■ **MATERIAL FOR THIS TASK**

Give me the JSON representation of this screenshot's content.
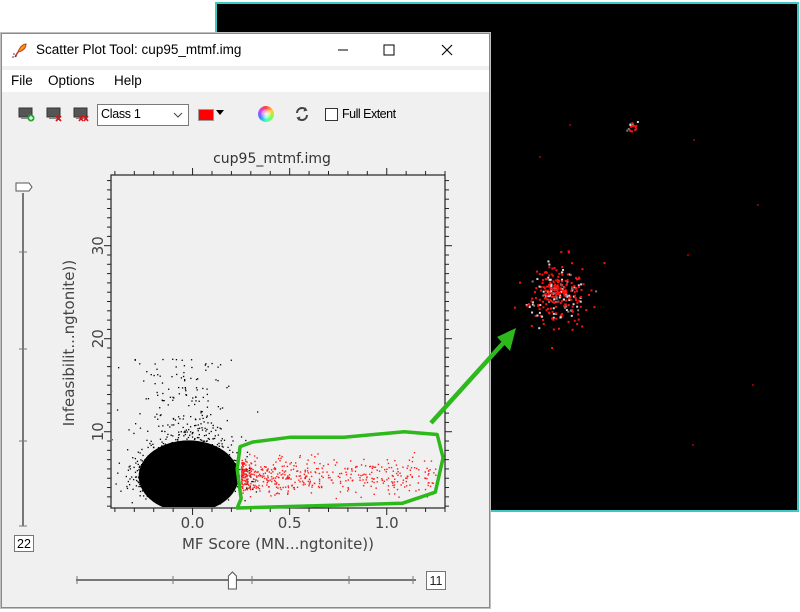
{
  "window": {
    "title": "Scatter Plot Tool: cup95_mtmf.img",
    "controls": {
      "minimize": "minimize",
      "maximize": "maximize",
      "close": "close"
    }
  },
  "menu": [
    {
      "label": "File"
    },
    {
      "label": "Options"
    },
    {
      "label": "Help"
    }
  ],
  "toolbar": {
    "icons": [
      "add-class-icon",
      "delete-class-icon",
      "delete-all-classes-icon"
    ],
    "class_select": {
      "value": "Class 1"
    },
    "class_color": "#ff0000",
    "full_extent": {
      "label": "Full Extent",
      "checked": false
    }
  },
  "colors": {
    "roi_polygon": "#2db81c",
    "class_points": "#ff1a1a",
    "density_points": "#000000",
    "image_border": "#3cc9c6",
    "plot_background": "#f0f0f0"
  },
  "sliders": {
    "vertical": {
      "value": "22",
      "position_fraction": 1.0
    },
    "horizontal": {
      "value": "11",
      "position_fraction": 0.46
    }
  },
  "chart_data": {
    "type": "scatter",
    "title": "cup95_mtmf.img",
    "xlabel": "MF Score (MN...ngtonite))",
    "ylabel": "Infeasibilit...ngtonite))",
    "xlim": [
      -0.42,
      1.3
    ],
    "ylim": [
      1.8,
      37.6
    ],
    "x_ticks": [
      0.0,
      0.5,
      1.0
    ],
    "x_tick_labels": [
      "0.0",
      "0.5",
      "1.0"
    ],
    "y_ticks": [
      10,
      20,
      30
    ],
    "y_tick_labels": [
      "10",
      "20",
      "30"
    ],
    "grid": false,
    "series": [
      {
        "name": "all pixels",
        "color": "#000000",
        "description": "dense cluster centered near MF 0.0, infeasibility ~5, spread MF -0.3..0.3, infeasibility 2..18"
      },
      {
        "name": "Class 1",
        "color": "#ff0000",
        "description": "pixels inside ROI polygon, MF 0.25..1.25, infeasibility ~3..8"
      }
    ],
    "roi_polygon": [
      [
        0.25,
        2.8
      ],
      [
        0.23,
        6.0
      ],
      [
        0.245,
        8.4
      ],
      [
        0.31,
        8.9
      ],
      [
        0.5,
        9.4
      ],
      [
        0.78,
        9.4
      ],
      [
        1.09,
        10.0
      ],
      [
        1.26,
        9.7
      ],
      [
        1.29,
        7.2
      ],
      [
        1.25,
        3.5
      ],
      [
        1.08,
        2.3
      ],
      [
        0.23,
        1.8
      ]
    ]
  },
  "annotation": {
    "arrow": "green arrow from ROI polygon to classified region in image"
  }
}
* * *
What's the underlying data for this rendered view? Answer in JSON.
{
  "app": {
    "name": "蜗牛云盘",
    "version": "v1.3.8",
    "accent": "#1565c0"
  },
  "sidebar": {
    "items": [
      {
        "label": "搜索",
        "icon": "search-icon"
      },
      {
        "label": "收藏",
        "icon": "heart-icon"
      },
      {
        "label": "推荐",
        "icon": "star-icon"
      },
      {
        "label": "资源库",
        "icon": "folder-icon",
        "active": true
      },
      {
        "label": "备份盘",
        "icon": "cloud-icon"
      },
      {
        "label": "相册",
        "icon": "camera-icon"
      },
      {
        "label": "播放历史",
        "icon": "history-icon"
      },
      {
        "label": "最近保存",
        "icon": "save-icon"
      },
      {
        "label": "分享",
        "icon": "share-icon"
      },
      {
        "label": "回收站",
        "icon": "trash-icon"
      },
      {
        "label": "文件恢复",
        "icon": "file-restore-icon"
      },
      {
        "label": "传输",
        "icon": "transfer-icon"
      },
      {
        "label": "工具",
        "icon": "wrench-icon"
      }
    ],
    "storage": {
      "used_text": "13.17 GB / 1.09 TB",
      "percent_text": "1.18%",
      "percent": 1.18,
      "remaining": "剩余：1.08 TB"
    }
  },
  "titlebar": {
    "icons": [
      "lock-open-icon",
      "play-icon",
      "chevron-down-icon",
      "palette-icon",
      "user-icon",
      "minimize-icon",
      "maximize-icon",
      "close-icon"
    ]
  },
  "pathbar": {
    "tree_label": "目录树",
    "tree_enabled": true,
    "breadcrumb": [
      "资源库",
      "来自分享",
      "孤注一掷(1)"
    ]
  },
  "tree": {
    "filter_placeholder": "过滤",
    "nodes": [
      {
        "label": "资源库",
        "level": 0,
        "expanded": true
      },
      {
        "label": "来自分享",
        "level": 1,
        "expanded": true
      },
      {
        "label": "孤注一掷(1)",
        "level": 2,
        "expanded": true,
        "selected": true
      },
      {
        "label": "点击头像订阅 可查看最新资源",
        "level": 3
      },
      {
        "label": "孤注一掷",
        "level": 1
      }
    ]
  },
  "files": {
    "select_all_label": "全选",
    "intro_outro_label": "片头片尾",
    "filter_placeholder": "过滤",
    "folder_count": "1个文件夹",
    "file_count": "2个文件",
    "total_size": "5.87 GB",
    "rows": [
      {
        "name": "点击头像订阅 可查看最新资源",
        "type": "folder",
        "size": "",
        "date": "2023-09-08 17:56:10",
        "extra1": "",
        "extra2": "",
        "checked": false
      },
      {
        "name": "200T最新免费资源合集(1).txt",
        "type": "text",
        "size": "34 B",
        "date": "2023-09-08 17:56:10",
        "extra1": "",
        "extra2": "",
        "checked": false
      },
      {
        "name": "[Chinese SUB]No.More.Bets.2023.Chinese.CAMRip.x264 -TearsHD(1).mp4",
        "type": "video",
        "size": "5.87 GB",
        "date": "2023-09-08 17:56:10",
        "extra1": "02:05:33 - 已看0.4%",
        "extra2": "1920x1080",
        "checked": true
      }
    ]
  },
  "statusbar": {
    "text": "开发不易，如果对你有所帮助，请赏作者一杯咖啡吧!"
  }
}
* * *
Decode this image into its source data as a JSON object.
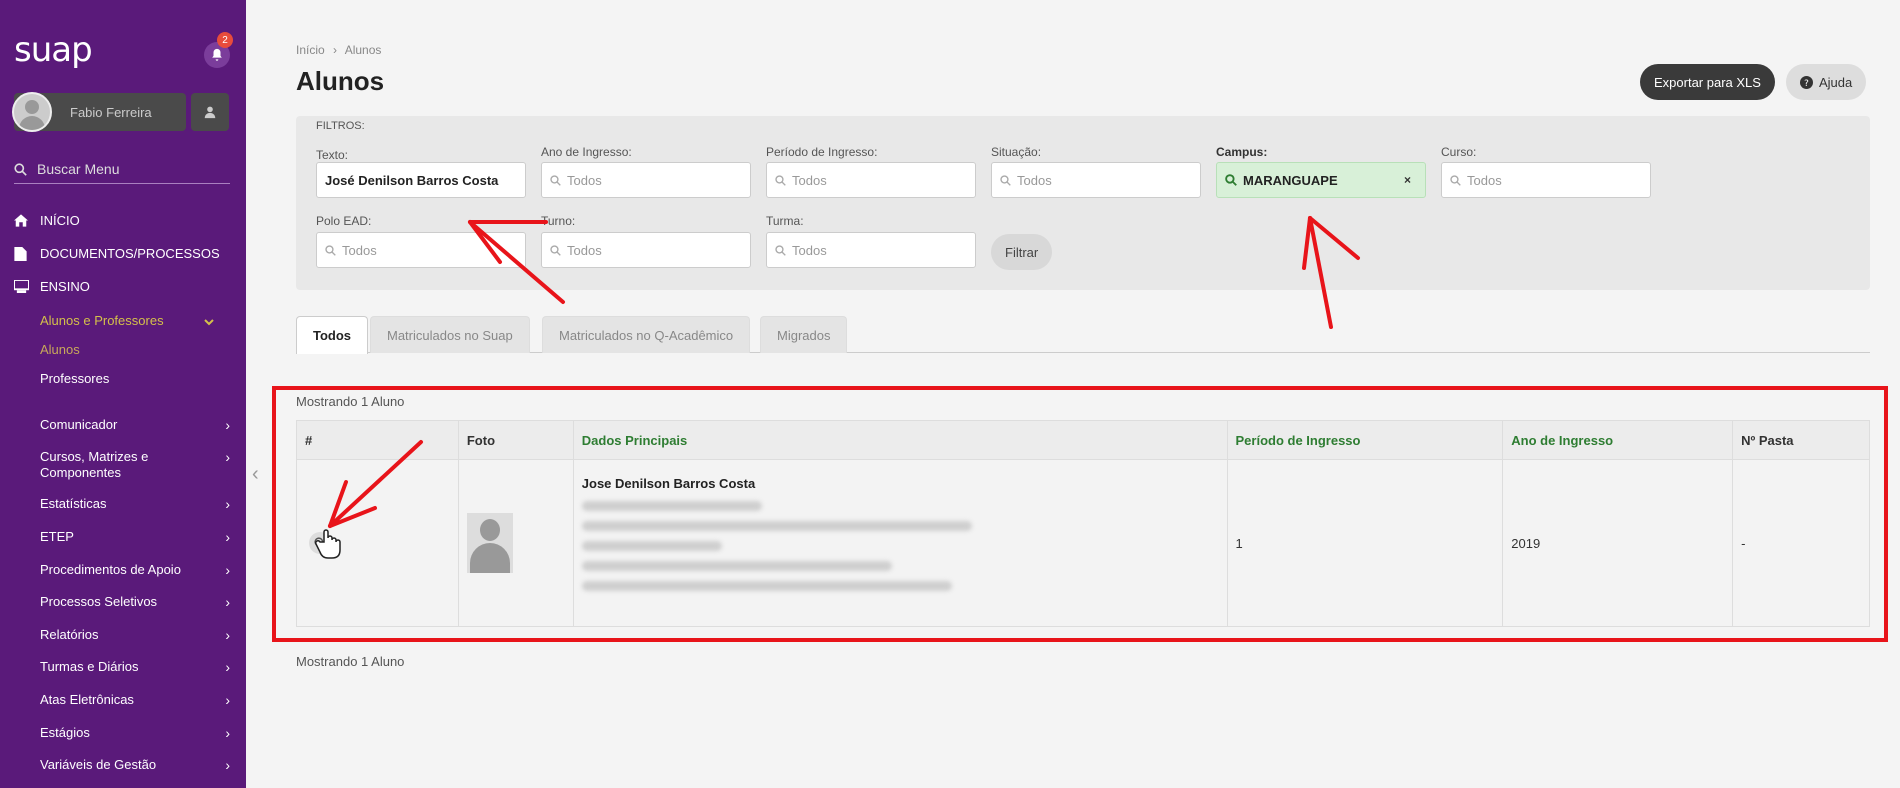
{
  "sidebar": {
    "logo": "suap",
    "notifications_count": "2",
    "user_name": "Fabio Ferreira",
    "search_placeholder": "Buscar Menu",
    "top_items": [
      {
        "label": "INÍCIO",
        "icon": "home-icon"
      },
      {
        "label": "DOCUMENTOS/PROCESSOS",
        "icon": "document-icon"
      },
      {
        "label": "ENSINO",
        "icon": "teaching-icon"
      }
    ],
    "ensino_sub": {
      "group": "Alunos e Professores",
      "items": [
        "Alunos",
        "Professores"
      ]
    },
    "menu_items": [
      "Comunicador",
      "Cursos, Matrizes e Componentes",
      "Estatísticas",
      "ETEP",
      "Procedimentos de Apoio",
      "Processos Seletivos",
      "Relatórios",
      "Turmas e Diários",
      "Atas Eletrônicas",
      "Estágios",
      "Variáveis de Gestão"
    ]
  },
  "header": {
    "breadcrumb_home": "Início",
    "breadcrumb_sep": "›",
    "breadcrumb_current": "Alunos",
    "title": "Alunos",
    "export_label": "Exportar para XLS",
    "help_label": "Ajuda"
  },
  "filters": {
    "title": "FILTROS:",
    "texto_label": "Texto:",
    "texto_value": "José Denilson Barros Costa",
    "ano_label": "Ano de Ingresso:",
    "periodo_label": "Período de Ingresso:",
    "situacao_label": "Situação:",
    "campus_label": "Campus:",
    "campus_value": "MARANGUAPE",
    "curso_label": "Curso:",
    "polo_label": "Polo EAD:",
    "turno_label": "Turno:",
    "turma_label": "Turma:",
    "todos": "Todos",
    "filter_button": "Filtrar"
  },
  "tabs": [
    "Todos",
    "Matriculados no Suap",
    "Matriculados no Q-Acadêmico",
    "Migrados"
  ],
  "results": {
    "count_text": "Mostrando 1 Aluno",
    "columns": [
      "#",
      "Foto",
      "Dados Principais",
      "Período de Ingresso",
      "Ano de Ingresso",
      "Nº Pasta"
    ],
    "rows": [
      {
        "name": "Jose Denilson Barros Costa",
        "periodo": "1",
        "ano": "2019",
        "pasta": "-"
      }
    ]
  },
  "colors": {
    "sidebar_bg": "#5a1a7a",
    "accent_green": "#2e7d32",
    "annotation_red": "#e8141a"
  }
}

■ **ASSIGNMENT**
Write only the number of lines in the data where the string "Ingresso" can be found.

■ **TASK ANSWER**
4